Long-term report: The Audi A1 Citycarver is a solid addition to the fleet
Audi has done a miraculous job of covering almost every car niche under the sun. Saloon, hatchback, SUV, crossover, coupe-styled SUV, supercar, super SUV – it’s got something for everyone.
And now those who want SUV styling but don’t want the bulk of an actual SUV will be delighted to see that Audi has worked its magic yet again with this, the A1 Citycarver.
Based on the upmarket supermini, the Citycarver offers SUV-like looks on a much smaller shell, with rugged plastic cladding added to the lower edge of the body. The ride has also been lifted slightly for a marginally better view of the road in front.
Apart from that, there’s little change from the standard A1, which we liked when we tested it at the launch last year – and now we’ve been offered the chance to live with one for a while.
So what have we got for the next few months then? Well, with our test car costing close to £27,000, it had to come with a decent amount of options to justify that price.
The base car comes with a mixture of S line and Sport equipment from the standard A1, but by adding the Comfort and Sound, Plus and Technology packs, our Citycarver arrived with almost all of the equipment you could ever need in a supermini.
A digital instrument display, Bang & Olufsen sound system, rear-view camera, heated front seats, dual-zone climate control, a 10.1-inch infotainment touchscreen, LED headlights, lane keeping assist and pre-sense front are all included on our car.
That’s alongside the 35 TFSI petrol engine, which is a 1.0-litre petrol unit developing 148bhp and 250Nm of torque. That means the Citycarver can get from 0-60mph in eight seconds flat and reach a top speed of 136mph – not bad at all for a city-focused supermini. Paired to a seven-speed S tronic automatic transmission, the Citycarver makes mostly smooth progress – although it can be a bit sluggish under hard acceleration.
But don’t expect this trim upgrade to revolutionise the A1 as a whole. It’s still just as compact as before, with the 335-litre boot proving to be quite practical. With a taller driver up front, the leg room in the rear is not so great though.
In the first month of running this lightly lifted Audi, it’s done a lot of miles, that’s for sure. With nearly 2,000 miles under its belt, the Citycarver has been thoroughly run in thanks to multiple trips to Shropshire, Devon and London over the Christmas break.
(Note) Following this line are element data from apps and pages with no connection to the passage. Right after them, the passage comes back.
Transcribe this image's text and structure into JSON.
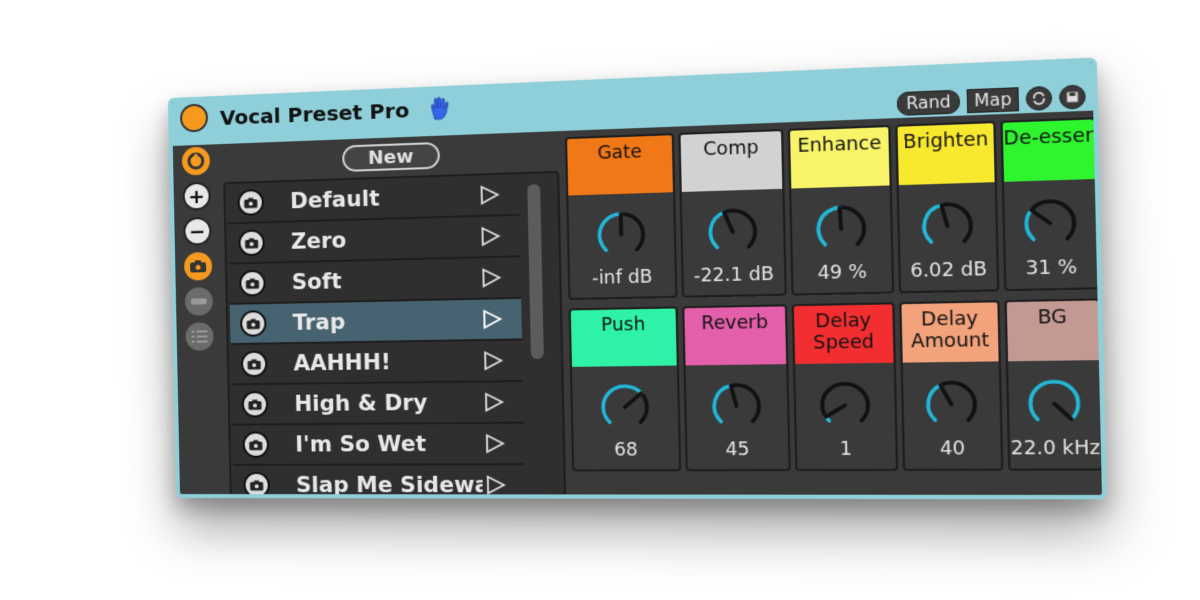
{
  "header": {
    "title": "Vocal Preset Pro",
    "buttons": {
      "rand": "Rand",
      "map": "Map"
    },
    "accent_color": "#8ecfd9",
    "dot_color": "#f59a1f"
  },
  "sidebar": {
    "items": [
      {
        "icon": "power-icon"
      },
      {
        "icon": "plus-icon",
        "label": "+"
      },
      {
        "icon": "minus-icon",
        "label": "−"
      },
      {
        "icon": "camera-icon"
      },
      {
        "icon": "rect-icon"
      },
      {
        "icon": "list-icon"
      }
    ]
  },
  "presets": {
    "new_label": "New",
    "items": [
      "Default",
      "Zero",
      "Soft",
      "Trap",
      "AAHHH!",
      "High & Dry",
      "I'm So Wet",
      "Slap Me Sideway"
    ],
    "selected": "Trap"
  },
  "knobs": [
    {
      "label": "Gate",
      "value": "-inf dB",
      "color": "#f07817",
      "level": 0.5
    },
    {
      "label": "Comp",
      "value": "-22.1 dB",
      "color": "#d2d2d2",
      "level": 0.42
    },
    {
      "label": "Enhance",
      "value": "49 %",
      "color": "#f8f46a",
      "level": 0.49
    },
    {
      "label": "Brighten",
      "value": "6.02 dB",
      "color": "#f8e92e",
      "level": 0.45
    },
    {
      "label": "De-esser",
      "value": "31 %",
      "color": "#2ff52f",
      "level": 0.31
    },
    {
      "label": "Push",
      "value": "68",
      "color": "#2ef2a6",
      "level": 0.68
    },
    {
      "label": "Reverb",
      "value": "45",
      "color": "#e35fa9",
      "level": 0.45
    },
    {
      "label": "Delay\nSpeed",
      "value": "1",
      "color": "#f32e30",
      "level": 0.05
    },
    {
      "label": "Delay\nAmount",
      "value": "40",
      "color": "#f2a37b",
      "level": 0.4
    },
    {
      "label": "BG",
      "value": "22.0 kHz",
      "color": "#c39a93",
      "level": 1.0
    }
  ]
}
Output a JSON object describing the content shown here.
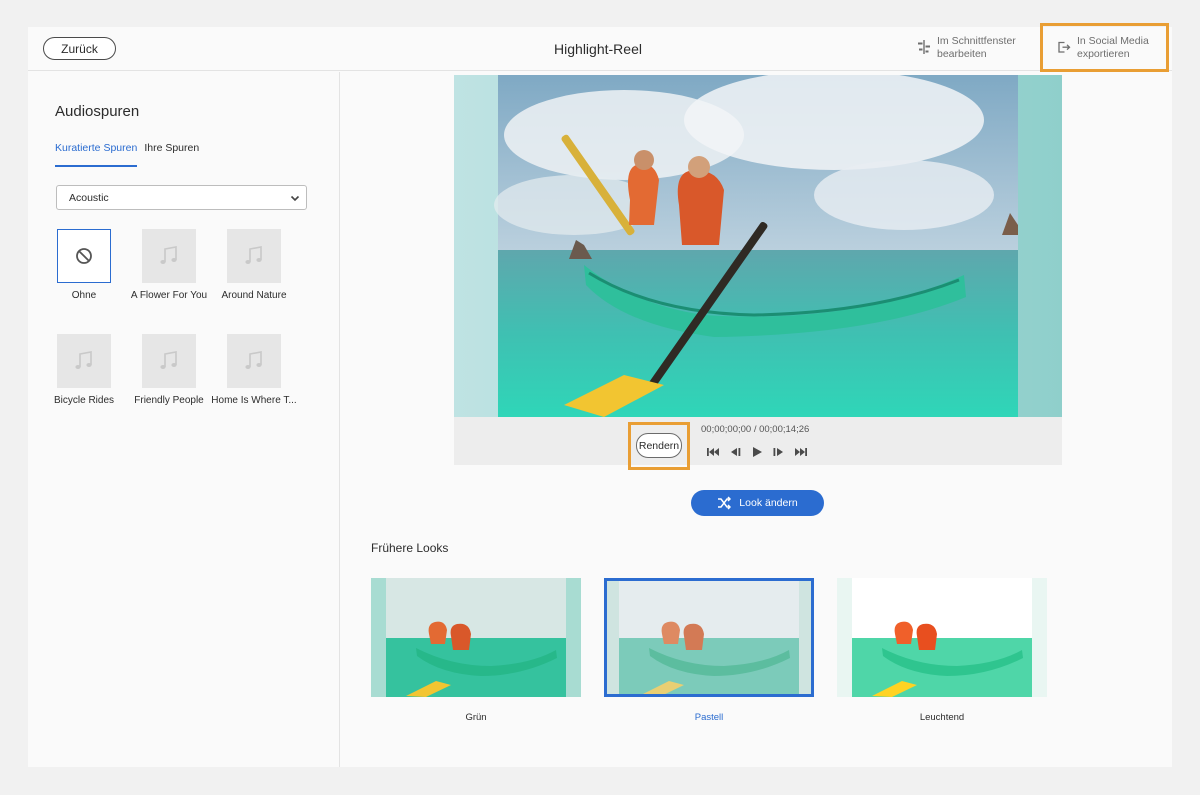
{
  "header": {
    "back_label": "Zurück",
    "title": "Highlight-Reel",
    "edit_timeline_line1": "Im Schnittfenster",
    "edit_timeline_line2": "bearbeiten",
    "export_line1": "In Social Media",
    "export_line2": "exportieren"
  },
  "audio": {
    "title": "Audiospuren",
    "tabs": [
      {
        "label": "Kuratierte Spuren",
        "active": true
      },
      {
        "label": "Ihre Spuren",
        "active": false
      }
    ],
    "genre_selected": "Acoustic",
    "tracks": [
      {
        "label": "Ohne",
        "selected": true
      },
      {
        "label": "A Flower For You",
        "selected": false
      },
      {
        "label": "Around Nature",
        "selected": false
      },
      {
        "label": "Bicycle Rides",
        "selected": false
      },
      {
        "label": "Friendly People",
        "selected": false
      },
      {
        "label": "Home Is Where T...",
        "selected": false
      }
    ]
  },
  "player": {
    "render_label": "Rendern",
    "timecode": "00;00;00;00 / 00;00;14;26"
  },
  "look_button_label": "Look ändern",
  "earlier_looks": {
    "title": "Frühere Looks",
    "items": [
      {
        "label": "Grün",
        "selected": false
      },
      {
        "label": "Pastell",
        "selected": true
      },
      {
        "label": "Leuchtend",
        "selected": false
      }
    ]
  },
  "colors": {
    "accent": "#2b6cd0",
    "highlight": "#e99e34"
  }
}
Those haven’t all been smooth sailing though, as after one trip back from the Midlands, a check engine light appeared – after only 1,000 miles or so. It was probably a sensor issue as it soon cleared, but it gave us a little scare after such a short time in our hands.
It’s also been packed to the brim with people and Christmas presents – with the former not being quite as comfortable even on short trips as many would like, and the latter easily filling up the boot as well as most of the back seats.
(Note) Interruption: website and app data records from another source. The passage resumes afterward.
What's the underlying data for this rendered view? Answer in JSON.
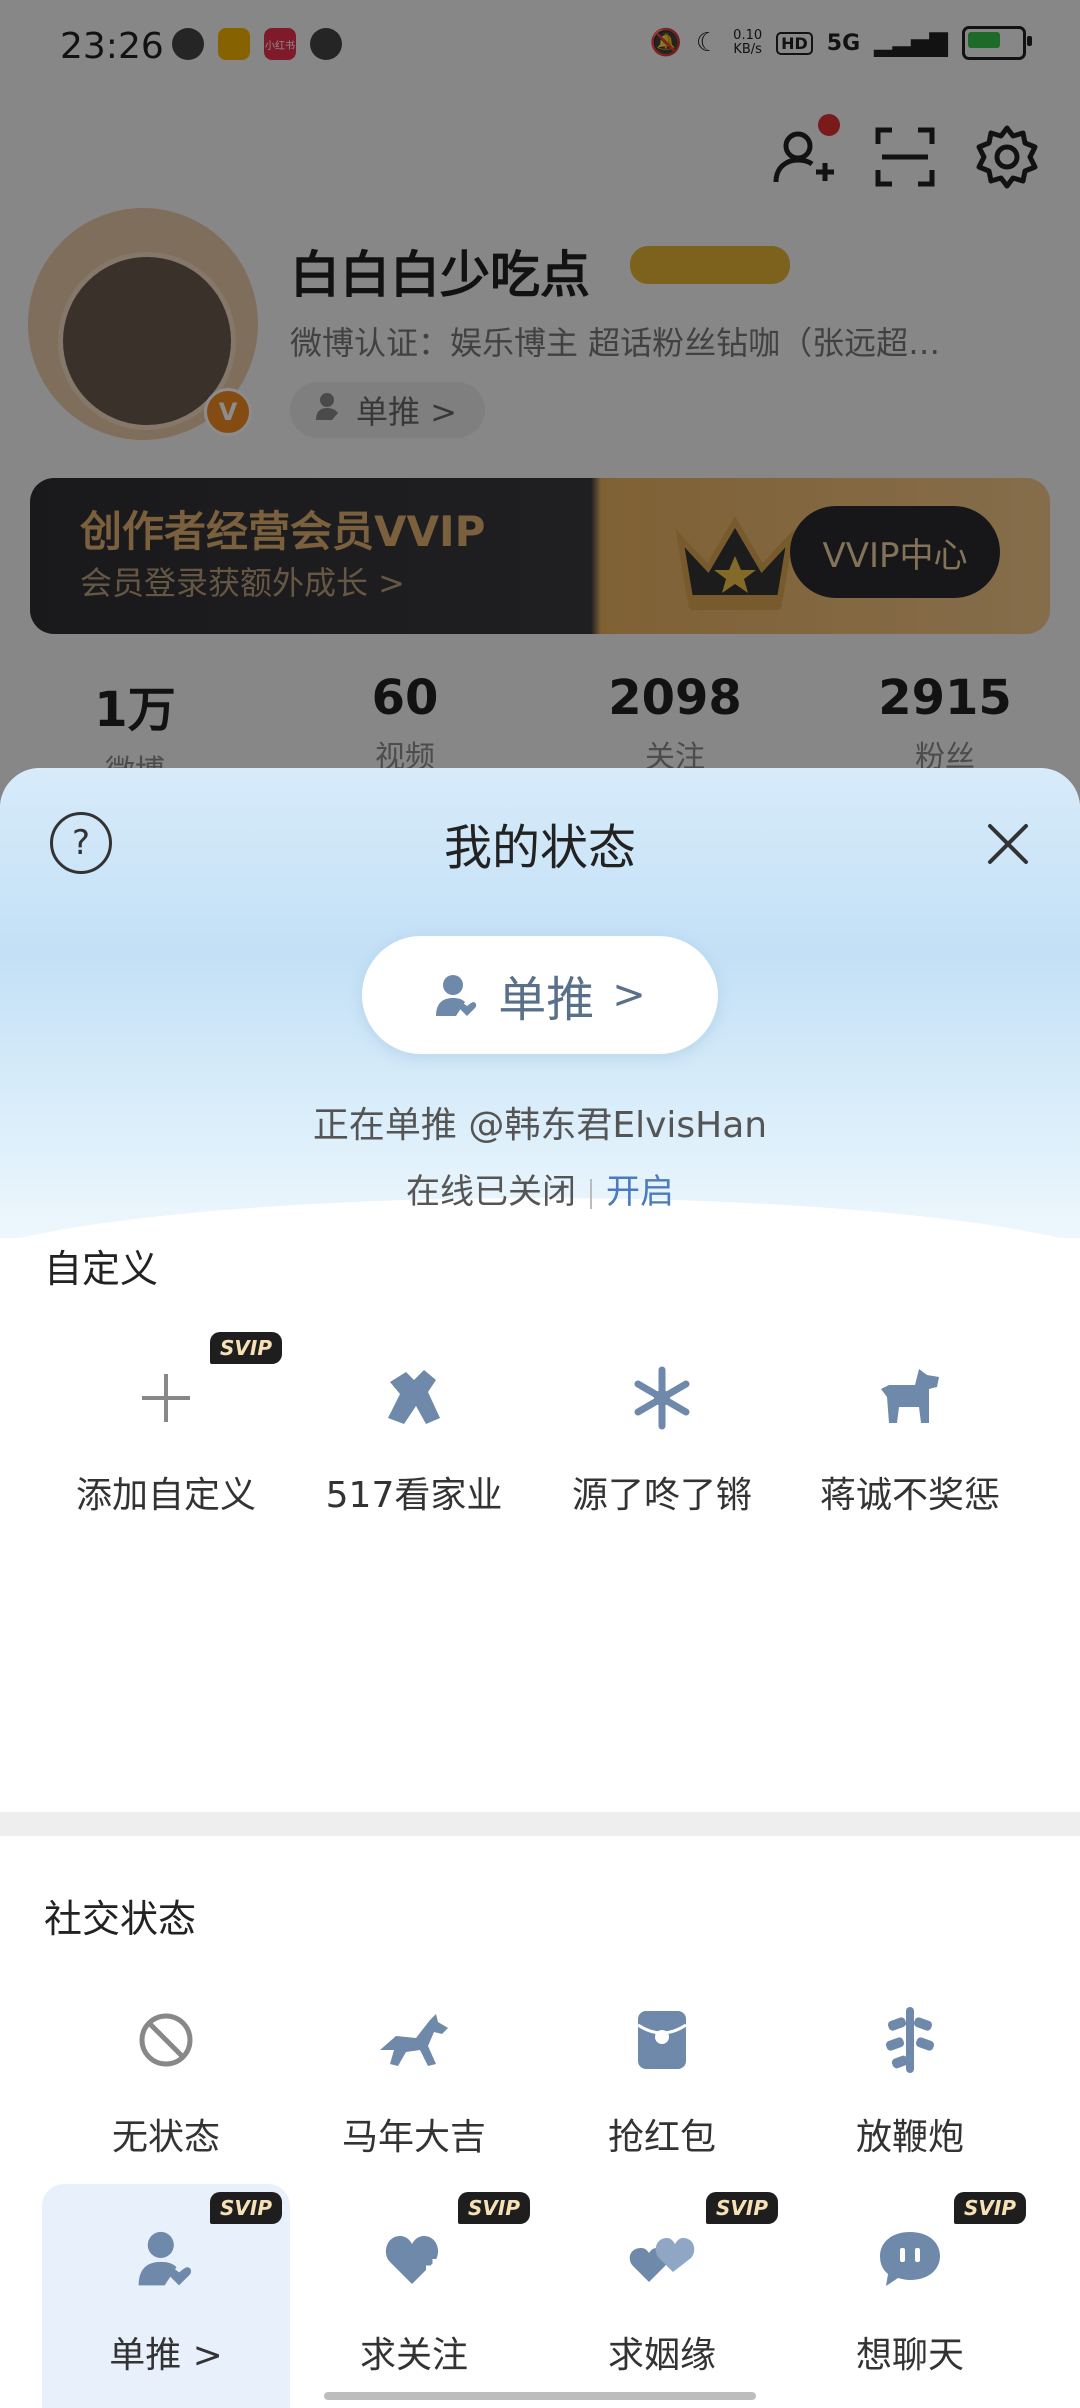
{
  "status_bar": {
    "time": "23:26",
    "net_speed_value": "0.10",
    "net_speed_unit": "KB/s",
    "hd": "HD",
    "network": "5G",
    "app_icons": [
      {
        "name": "globe-icon",
        "color": "#444444",
        "text": ""
      },
      {
        "name": "weibo-app-icon",
        "color": "#f5b400",
        "text": ""
      },
      {
        "name": "xiaohongshu-app-icon",
        "color": "#e8314f",
        "text": "小红书"
      },
      {
        "name": "wechat-icon",
        "color": "#444444",
        "text": ""
      }
    ]
  },
  "profile": {
    "username": "白白白少吃点",
    "verification": "微博认证：娱乐博主 超话粉丝钻咖（张远超…",
    "status_chip": "单推 >",
    "verified_badge": "V",
    "vvip": {
      "title": "创作者经营会员VVIP",
      "subtitle": "会员登录获额外成长 >",
      "button": "VVIP中心"
    },
    "stats": [
      {
        "value": "1万",
        "label": "微博"
      },
      {
        "value": "60",
        "label": "视频"
      },
      {
        "value": "2098",
        "label": "关注"
      },
      {
        "value": "2915",
        "label": "粉丝"
      }
    ]
  },
  "sheet": {
    "help_icon_text": "?",
    "title": "我的状态",
    "status_pill_label": "单推",
    "status_pill_arrow": ">",
    "following_text": "正在单推 @韩东君ElvisHan",
    "online_text": "在线已关闭",
    "online_open": "开启",
    "custom_section": {
      "title": "自定义",
      "items": [
        {
          "label": "添加自定义",
          "icon": "plus-icon",
          "svip": "SVIP"
        },
        {
          "label": "517看家业",
          "icon": "figure-icon",
          "svip": ""
        },
        {
          "label": "源了咚了锵",
          "icon": "snowflake-icon",
          "svip": ""
        },
        {
          "label": "蒋诚不奖惩",
          "icon": "dog-icon",
          "svip": ""
        }
      ]
    },
    "social_section": {
      "title": "社交状态",
      "row1": [
        {
          "label": "无状态",
          "icon": "no-status-icon"
        },
        {
          "label": "马年大吉",
          "icon": "horse-icon"
        },
        {
          "label": "抢红包",
          "icon": "red-envelope-icon"
        },
        {
          "label": "放鞭炮",
          "icon": "firecracker-icon"
        }
      ],
      "row2": [
        {
          "label": "单推 >",
          "icon": "single-push-icon",
          "svip": "SVIP"
        },
        {
          "label": "求关注",
          "icon": "heart-plus-icon",
          "svip": "SVIP"
        },
        {
          "label": "求姻缘",
          "icon": "double-heart-icon",
          "svip": "SVIP"
        },
        {
          "label": "想聊天",
          "icon": "chat-bubble-icon",
          "svip": "SVIP"
        }
      ]
    }
  },
  "colors": {
    "icon_blue": "#6f89ab",
    "link_blue": "#4a7bbf",
    "svip_bg": "#1e1e1e",
    "svip_text": "#f6e0b5"
  }
}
It also lacks character. Sure, it does everything you want and need a supermini/crossover to do – be good around town, easy to drive and small enough to get into most spaces with ease – but it just doesn’t grab you like some rivals. It feels much like its larger Audi brethren – professional and lacking any real charisma. Maybe that’s the point.
We’ve got plenty of time to spend with the Citycarver, so we hope to take it out of its comfort zone a bit more and see if there’s some fun under the crossover-like exterior.